Posted on March 03, 2017 by Jenna

I developed eyelid dermatitis after two treatments of retin a. I stayed clear of the eye area while applying and used my regular moisturizer afterwards. Unfortunately, I am still stuck with the aftermath. I just started using witch hazel to help, which has always helped my skin tremendously. I stopped using all eye makeup since I’ve developed the dermatitis even though it was due to the retin a. How long should I avoid eye makeup? I feel quite naked without it

Posted on June 06, 2017 by Beth

Is it OK to use pencil eyeliner?

Posted on September 09, 2017 by Kelly W

So crazy, I had no idea I should not be using waterproof mascara. It’s been ar eal nightmare, Dr. Elaine. 8 months of swollen eyelids and undereye bags (dennie morgan folds?).. well, here I am. I thought it was my beloved cat, who I am actually allergic to it turns out, it took 8 months of depression to finally give him up. I couldn’t take it anymore. Eyes were fine for weeks, and it came back.

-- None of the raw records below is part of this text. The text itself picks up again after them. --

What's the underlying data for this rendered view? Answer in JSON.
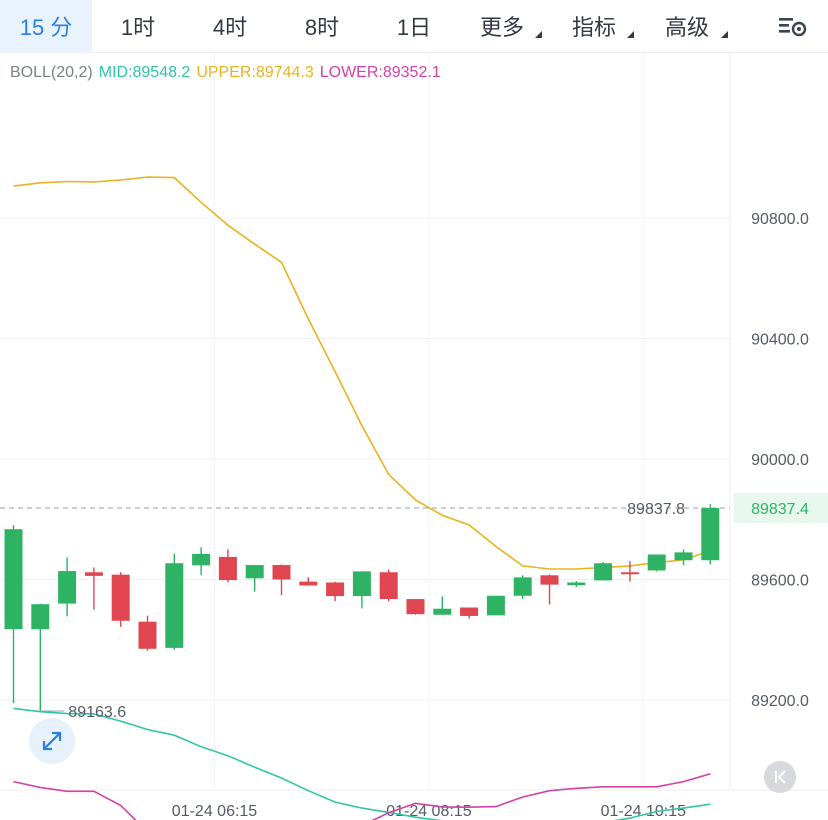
{
  "tabs": [
    {
      "label": "15 分",
      "active": true
    },
    {
      "label": "1时"
    },
    {
      "label": "4时"
    },
    {
      "label": "8时"
    },
    {
      "label": "1日"
    },
    {
      "label": "更多",
      "dropdown": true
    },
    {
      "label": "指标",
      "dropdown": true
    },
    {
      "label": "高级",
      "dropdown": true
    }
  ],
  "settings_icon": "chart-settings-icon",
  "legend": {
    "name": "BOLL(20,2)",
    "mid": "MID:89548.2",
    "upper": "UPPER:89744.3",
    "lower": "LOWER:89352.1"
  },
  "colors": {
    "up": "#2eb365",
    "down": "#e0464f",
    "mid": "#2ec7a6",
    "upper": "#e8b31e",
    "lower": "#d640a7",
    "accent": "#2a7fe0",
    "axis_text": "#555b66",
    "last_price_text": "#2eb365"
  },
  "chart_data": {
    "type": "candlestick",
    "indicator": "BOLL(20,2)",
    "ylim": [
      89000,
      91200
    ],
    "y_ticks": [
      89200,
      89600,
      90000,
      90400,
      90800
    ],
    "y_tick_labels": [
      "89200.0",
      "89600.0",
      "90000.0",
      "90400.0",
      "90800.0"
    ],
    "x_ticks": [
      {
        "index": 7.5,
        "label": "01-24 06:15"
      },
      {
        "index": 15.5,
        "label": "01-24 08:15"
      },
      {
        "index": 23.5,
        "label": "01-24 10:15"
      }
    ],
    "candles": [
      {
        "o": 89435,
        "h": 89780,
        "l": 89190,
        "c": 89767
      },
      {
        "o": 89435,
        "h": 89520,
        "l": 89163.6,
        "c": 89518
      },
      {
        "o": 89520,
        "h": 89673,
        "l": 89478,
        "c": 89628
      },
      {
        "o": 89624,
        "h": 89640,
        "l": 89500,
        "c": 89612
      },
      {
        "o": 89616,
        "h": 89624,
        "l": 89443,
        "c": 89463
      },
      {
        "o": 89460,
        "h": 89480,
        "l": 89364,
        "c": 89370
      },
      {
        "o": 89373,
        "h": 89686,
        "l": 89367,
        "c": 89654
      },
      {
        "o": 89647,
        "h": 89707,
        "l": 89614,
        "c": 89685
      },
      {
        "o": 89675,
        "h": 89700,
        "l": 89590,
        "c": 89598
      },
      {
        "o": 89604,
        "h": 89620,
        "l": 89560,
        "c": 89648
      },
      {
        "o": 89648,
        "h": 89650,
        "l": 89548,
        "c": 89600
      },
      {
        "o": 89593,
        "h": 89607,
        "l": 89587,
        "c": 89580
      },
      {
        "o": 89590,
        "h": 89593,
        "l": 89528,
        "c": 89545
      },
      {
        "o": 89545,
        "h": 89594,
        "l": 89504,
        "c": 89627
      },
      {
        "o": 89624,
        "h": 89633,
        "l": 89528,
        "c": 89535
      },
      {
        "o": 89535,
        "h": 89530,
        "l": 89483,
        "c": 89485
      },
      {
        "o": 89483,
        "h": 89544,
        "l": 89483,
        "c": 89503
      },
      {
        "o": 89507,
        "h": 89507,
        "l": 89470,
        "c": 89479
      },
      {
        "o": 89481,
        "h": 89507,
        "l": 89481,
        "c": 89546
      },
      {
        "o": 89546,
        "h": 89614,
        "l": 89536,
        "c": 89607
      },
      {
        "o": 89614,
        "h": 89617,
        "l": 89517,
        "c": 89583
      },
      {
        "o": 89581,
        "h": 89595,
        "l": 89575,
        "c": 89590
      },
      {
        "o": 89597,
        "h": 89658,
        "l": 89597,
        "c": 89654
      },
      {
        "o": 89624,
        "h": 89661,
        "l": 89593,
        "c": 89618
      },
      {
        "o": 89630,
        "h": 89682,
        "l": 89627,
        "c": 89683
      },
      {
        "o": 89664,
        "h": 89700,
        "l": 89648,
        "c": 89690
      },
      {
        "o": 89664,
        "h": 89850,
        "l": 89650,
        "c": 89837.4
      }
    ],
    "boll_mid": [
      89172,
      89161,
      89155,
      89154,
      89130,
      89102,
      89083,
      89045,
      89015,
      88977,
      88941,
      88899,
      88861,
      88841,
      88827,
      88811,
      88799,
      88789,
      88779,
      88790,
      88793,
      88796,
      88793,
      88808,
      88830,
      88841,
      88854
    ],
    "boll_upper": [
      90906,
      90917,
      90921,
      90920,
      90926,
      90936,
      90934,
      90852,
      90776,
      90713,
      90653,
      90465,
      90290,
      90111,
      89949,
      89864,
      89813,
      89781,
      89710,
      89645,
      89635,
      89635,
      89640,
      89645,
      89656,
      89665,
      89695
    ],
    "boll_lower": [
      88929,
      88910,
      88897,
      88897,
      88850,
      88762,
      88712,
      88685,
      88697,
      88697,
      88692,
      88705,
      88740,
      88783,
      88826,
      88857,
      88845,
      88844,
      88846,
      88878,
      88899,
      88907,
      88912,
      88912,
      88912,
      88929,
      88955
    ],
    "last_price": 89837.4,
    "last_price_label": "89837.4",
    "mark_line_label": "89837.8",
    "min_low_label": "89163.6"
  }
}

I was allergy tested but turns out, the most thing I am allergic to is Rabbits. I never see rabbits, but my cat WAS loving his Blue Wilderness Rabbit cat-food. It could be dander. Could be mold. Could be dustmites (although i bought pillow cases and a bedding case that was dustmite-proof) .. but I am also thinking it could also be makeup although I have worn makeup for so long I never had this problem, until I started wearing eyeshadow. Now, I only wear eyeshadow on my lash line and it doesn’t really bother me much. After reading this article, I went to my local Target to buy non-waterproof mascara. I was prescribed Elidel for my eczema. I also use witch hazel. I am so glad the nightmare is over and has been for several weeks.

I loved this article, wish I found this months ago.

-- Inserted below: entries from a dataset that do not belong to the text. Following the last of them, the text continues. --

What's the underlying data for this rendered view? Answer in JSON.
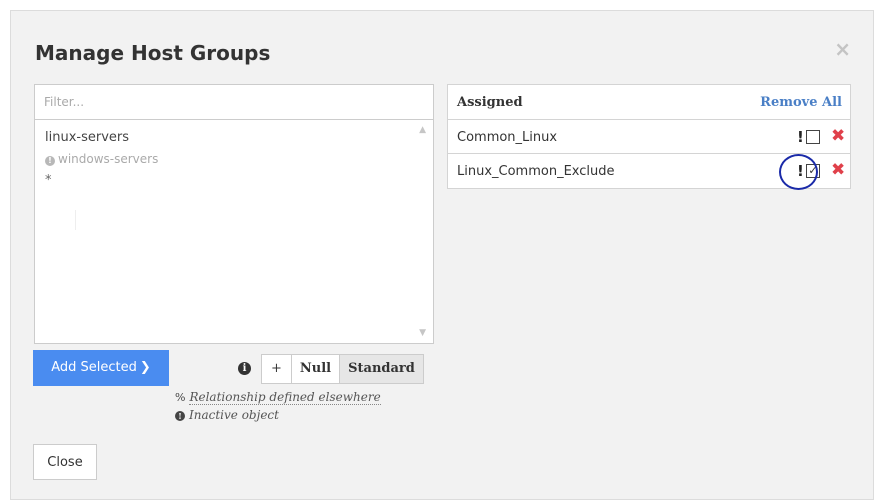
{
  "dialog": {
    "title": "Manage Host Groups",
    "close_icon": "×"
  },
  "filter": {
    "placeholder": "Filter..."
  },
  "available_list": {
    "items": [
      {
        "label": "linux-servers",
        "inactive": false
      },
      {
        "label": "windows-servers",
        "inactive": true
      },
      {
        "label": "*",
        "inactive": false
      }
    ]
  },
  "buttons": {
    "add_selected": "Add Selected",
    "add_selected_chevron": "❯",
    "close": "Close"
  },
  "relationship_toggle": {
    "options": [
      "+",
      "Null",
      "Standard"
    ],
    "active": "Standard"
  },
  "legend": {
    "relationship_icon": "%",
    "relationship": "Relationship defined elsewhere",
    "inactive_icon": "!",
    "inactive": "Inactive object"
  },
  "assigned": {
    "title": "Assigned",
    "remove_all": "Remove All",
    "rows": [
      {
        "name": "Common_Linux",
        "flag": "!",
        "checked": false,
        "delete": "✖"
      },
      {
        "name": "Linux_Common_Exclude",
        "flag": "!",
        "checked": true,
        "delete": "✖"
      }
    ]
  },
  "colors": {
    "primary_button": "#4a8cf0",
    "link": "#4a7fc6",
    "delete": "#e0404a",
    "highlight_circle": "#1a2aa8"
  }
}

Thank you Dr. Elaine.

Posted on December 12, 2017 by Linda Friedman

I have contact dermatitis. Redness now on luds and corners of eyes. I use Systane ultra Lid Wipes. I know that all my eye shadows have caused it. But I’m allergic to hydrocortisone so eye dr yesterday said FML ointment and I’ve already used Lotemax 0.5 ointment. Now they cost a few hundred dollars. I’m also allergic to nickel.
I live in Manhattan and there is no way as an older woman I can go without concealer or eye makeup.
I am so depressed as its the holidays. I have so much discoloration.
What about Red led light.  I have a photon at home.
It Cosmetics under eye concealer.  I’ve had bouts of eczema my whole life. But my face is now turning red.

Posted on December 12, 2017 by Ashley

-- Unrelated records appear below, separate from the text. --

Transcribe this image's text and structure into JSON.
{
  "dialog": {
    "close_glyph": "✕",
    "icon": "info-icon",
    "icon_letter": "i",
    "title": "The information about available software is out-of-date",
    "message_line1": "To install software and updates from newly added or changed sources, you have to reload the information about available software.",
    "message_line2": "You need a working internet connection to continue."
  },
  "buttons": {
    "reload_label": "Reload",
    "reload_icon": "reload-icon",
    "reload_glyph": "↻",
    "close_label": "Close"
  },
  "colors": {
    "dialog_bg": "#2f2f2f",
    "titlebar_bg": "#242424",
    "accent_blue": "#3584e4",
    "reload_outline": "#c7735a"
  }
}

I am in the middle of the healing process… Afterwards when I try eyeshadow again is there A good primer or should I use concealer on my lids as a layer of protection?

Leave a Comment


View All